UDD leaders took the stage to attack the charter court's order and the opposition to the reconciliation bills led by the Democrat Party and the yellow shirt People's Alliance for Democracy.
Thaksin said the Constitution Court's order for the House to suspend vetting of the charter amendment bill marked a new effort to take power back from the people after the 2006 coup that toppled his government.
The charter court on Friday resolved to review complaints over whether the bill was constitutional.
The judges ordered parliament to suspend the deliberation of the bill, scheduled for a third and final reading on Tuesday.

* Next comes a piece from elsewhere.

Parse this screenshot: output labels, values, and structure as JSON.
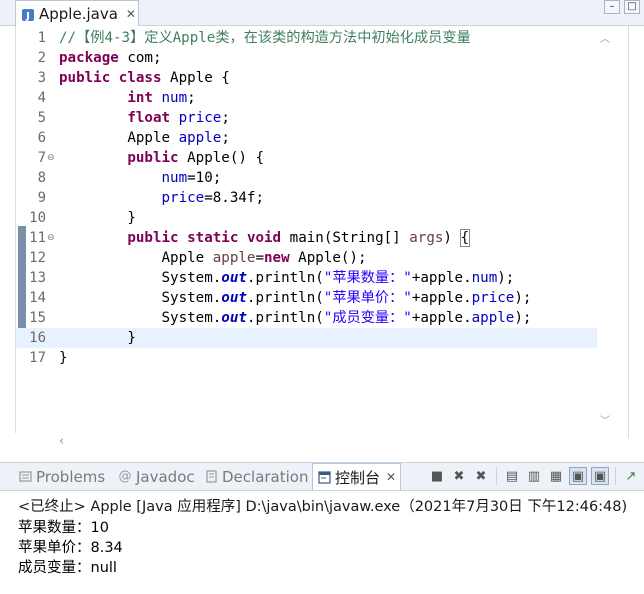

"It now depends on the House speaker [Somsak Kiatsuranont] whether he will follow or defy the court's order," Thaksin said.
He said some people were trying to destroy the Pheu Thai-led government, which had been working hard for the people.
"They should know that hurting Pheu Thai means hurting the Thai people who chose us," Thaksin said. He insisted the 46 billion baht seized from him after the coup had been legally obtained.
The coup-appointed Assets Scrutiny Committee's investigation led to the Supreme Court ruling in 2010 to seize the money after finding the former premier had abused his power to benefit his family's telecom business.
"I had 86 billion baht worth of assets before I entered politics, but they stole 46 billion from me," Thaksin said.
The delay in considering the bill was confirmed by Deputy House Speaker Charoen Chankomon and House of Representatives secretary-general Pitoon Phumhiran Saturday.
On Friday a large number of the bill's opponents rallied outside the parliament, claiming it was intended purely to help Thaksin return home a free man and recoup the 46 billion baht in seized assets.
Government chief whip Udomdej Rattanasathien denied Pheu Thai was trying to push the bill through in haste.
Pheu Thai spokesman Prompong Nopparit Saturday said postponing this week's House session showed the ruling party was willing to take its time.
Prime Minister Yingluck Shinawatra reiterated in her weekly talk programme Saturday that national reconciliation procedures should be ironed out in parliament.
However, she maintained the people's opinions must be considered.
"No one wants to go with what society can't accept," Ms Yingluck said.
The PAD Saturday announced it had cancelled a protest set for Tuesday, but told its yellow shirt supporters to be on standby.
The multi-coloured shirts group also put off a Tuesday gathering but vowed to regroup immediately if the bill is put beore the House.
About the author
- Writer: Post Reporters
- Position: Reporters